Coinbase’s Chief Legal Officer (CLO) Paul Grewal has weighed in on what to expect in the jury selection in the trial of the former CEO of the defunct crypto exchange FTX, Sam Bankman-Fried (SBF), which is set to take place on October 3.
FTX’s Sam Bankman-Fried Jury Selection Should Be Quick
Grewal noted that the voir dire proceedings have generally improved over time, as in the past, the process could drag on for days.
As such, he expects Sam Bankman-Fried’s jury selection to “move quick” as the court while trying to ensure a fair trial, also ensures not to waste the time of prospective jurors.
The jury selection for SBF’s trial is expected to last just a day (October 3) as, according to the trial calendar, the trial is set to officially commence on October 4, with the prosecution set to open its case on that day.
As part of the voir dire proceedings, both parties will question the potential jurors to determine their competency and identify any bias that could influence their decision. However, Grewal doesn’t expect Judge Lewis Kaplan, the judge in charge of Sam Bankman-Fried’s case, to be a mere bystander as he noted that federal judges “exercise a much hand over questioning” than their state counterparts.
According to him, these judges don’t just “hand over” the process to the lawyers because they understand that both parties aren’t looking for a fair jury but one that can help them win.
It is worth mentioning that Grewal has judicial experience as he was once a US magistrate judge for the United States District Court for the Northern District of California. During his time as a judge, he picked 35 juries, although they were in civil matters, unlike this, which is a criminal one.
The Jury And Its Composition
Sam Bankman-Fried’s jury is expected to comprise 12 jurors from all walks of life. They will be required to give a verdict on each of the defendant’s charges (SBF is being charged with seven counts of fraud-related charges). This verdict will be unanimous, with all jurors participating in it.
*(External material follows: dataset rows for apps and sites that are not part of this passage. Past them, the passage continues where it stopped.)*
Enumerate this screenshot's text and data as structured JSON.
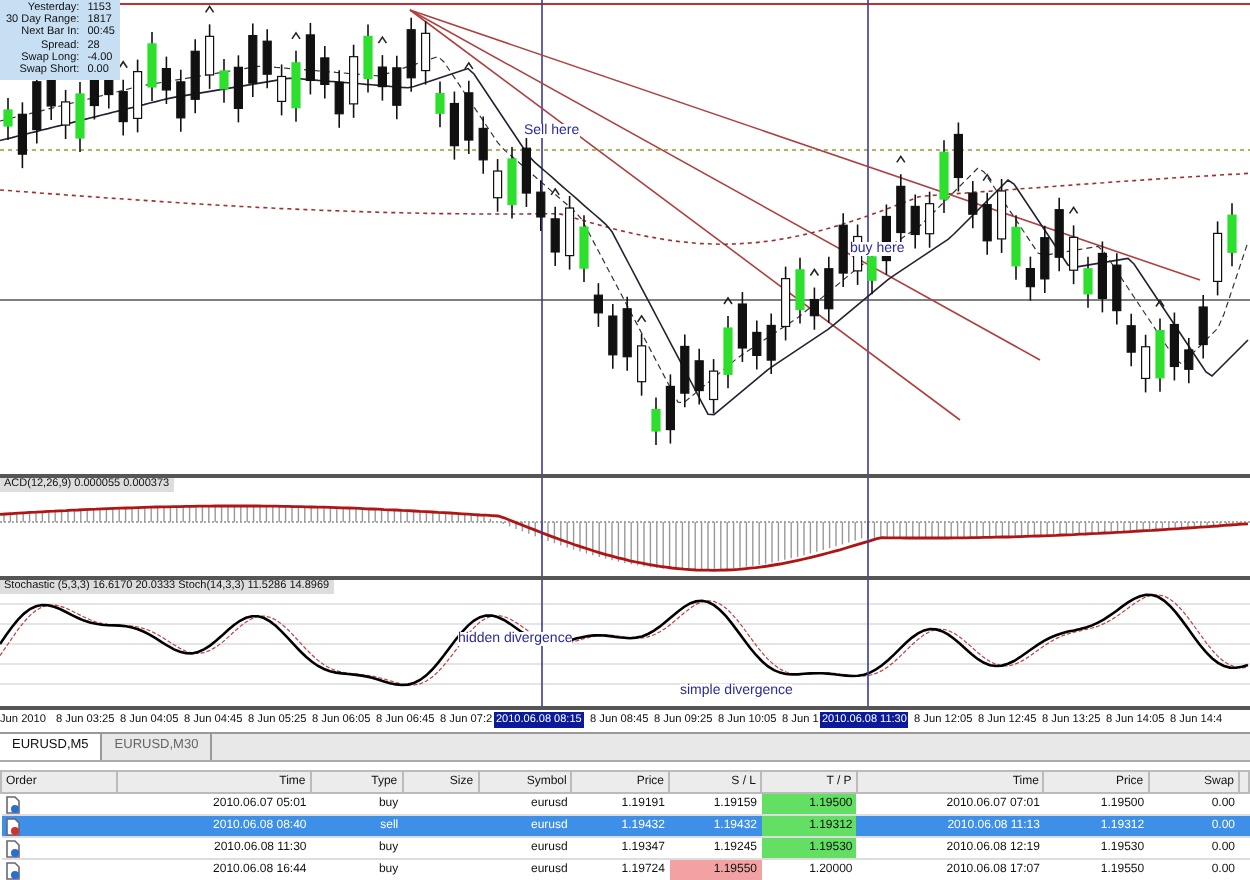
{
  "info_panel": [
    {
      "label": "Yesterday:",
      "value": "1153"
    },
    {
      "label": "30 Day Range:",
      "value": "1817"
    },
    {
      "label": "Next Bar In:",
      "value": "00:45"
    },
    {
      "label": "Spread:",
      "value": "28"
    },
    {
      "label": "Swap Long:",
      "value": "-4.00"
    },
    {
      "label": "Swap Short:",
      "value": "0.00"
    }
  ],
  "main_chart": {
    "annotations": [
      {
        "text": "Sell here"
      },
      {
        "text": "buy here"
      }
    ]
  },
  "macd_panel": {
    "label": "ACD(12,26,9) 0.000055 0.000373"
  },
  "stochastic_panel": {
    "label": "Stochastic (5,3,3) 16.6170 20.0333  Stoch(14,3,3) 11.5286 14.8969",
    "annotations": [
      {
        "text": "hidden divergence"
      },
      {
        "text": "simple divergence"
      }
    ]
  },
  "time_axis": [
    {
      "kind": "tick",
      "text": "Jun 2010"
    },
    {
      "kind": "tick",
      "text": "8 Jun 03:25"
    },
    {
      "kind": "tick",
      "text": "8 Jun 04:05"
    },
    {
      "kind": "tick",
      "text": "8 Jun 04:45"
    },
    {
      "kind": "tick",
      "text": "8 Jun 05:25"
    },
    {
      "kind": "tick",
      "text": "8 Jun 06:05"
    },
    {
      "kind": "tick",
      "text": "8 Jun 06:45"
    },
    {
      "kind": "tick",
      "text": "8 Jun 07:2"
    },
    {
      "kind": "cursor",
      "text": "2010.06.08 08:15"
    },
    {
      "kind": "tick",
      "text": "8 Jun 08:45"
    },
    {
      "kind": "tick",
      "text": "8 Jun 09:25"
    },
    {
      "kind": "tick",
      "text": "8 Jun 10:05"
    },
    {
      "kind": "tick",
      "text": "8 Jun 1"
    },
    {
      "kind": "cursor",
      "text": "2010.06.08 11:30"
    },
    {
      "kind": "tick",
      "text": "8 Jun 12:05"
    },
    {
      "kind": "tick",
      "text": "8 Jun 12:45"
    },
    {
      "kind": "tick",
      "text": "8 Jun 13:25"
    },
    {
      "kind": "tick",
      "text": "8 Jun 14:05"
    },
    {
      "kind": "tick",
      "text": "8 Jun 14:4"
    }
  ],
  "tabs": [
    {
      "label": "EURUSD,M5",
      "selected": true
    },
    {
      "label": "EURUSD,M30",
      "selected": false
    }
  ],
  "table": {
    "columns": [
      "Order",
      "Time",
      "Type",
      "Size",
      "Symbol",
      "Price",
      "S / L",
      "T / P",
      "Time",
      "Price",
      "Swap"
    ],
    "rows": [
      {
        "selected": false,
        "time": "2010.06.07 05:01",
        "type": "buy",
        "symbol": "eurusd",
        "price": "1.19191",
        "sl": "1.19159",
        "tp": "1.19500",
        "sl_hit": false,
        "tp_hit": true,
        "close_time": "2010.06.07 07:01",
        "close_price": "1.19500",
        "swap": "0.00"
      },
      {
        "selected": true,
        "time": "2010.06.08 08:40",
        "type": "sell",
        "symbol": "eurusd",
        "price": "1.19432",
        "sl": "1.19432",
        "tp": "1.19312",
        "sl_hit": false,
        "tp_hit": true,
        "close_time": "2010.06.08 11:13",
        "close_price": "1.19312",
        "swap": "0.00"
      },
      {
        "selected": false,
        "time": "2010.06.08 11:30",
        "type": "buy",
        "symbol": "eurusd",
        "price": "1.19347",
        "sl": "1.19245",
        "tp": "1.19530",
        "sl_hit": false,
        "tp_hit": true,
        "close_time": "2010.06.08 12:19",
        "close_price": "1.19530",
        "swap": "0.00"
      },
      {
        "selected": false,
        "time": "2010.06.08 16:44",
        "type": "buy",
        "symbol": "eurusd",
        "price": "1.19724",
        "sl": "1.19550",
        "tp": "1.20000",
        "sl_hit": true,
        "tp_hit": false,
        "close_time": "2010.06.08 17:07",
        "close_price": "1.19550",
        "swap": "0.00"
      }
    ]
  }
}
As regards the jury composition, Grewal noted that it was “critical to a fair outcome.” However, he stated that prosecutors prefer their case to depend on “damning evidence” rather than the juror makeup. A plausible reason could be that certain biases could exist depending on who the jury consists of, unlike damning evidence that can hardly be refuted.
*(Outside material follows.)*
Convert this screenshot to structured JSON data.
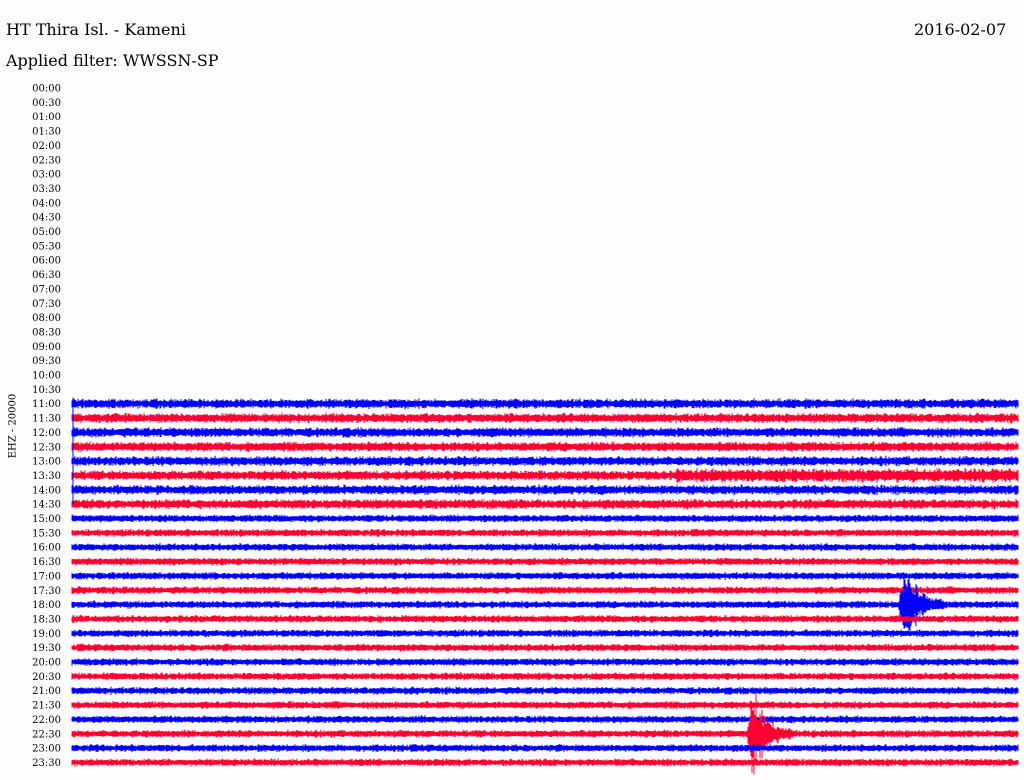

The legal expert seems to be one of those foreseeing a conviction, as he added that there was no shortage of “damning evidence in this case” as Sam Bankman-Fried faces a statutory maximum sentence of 110 years if found guilty of all charges.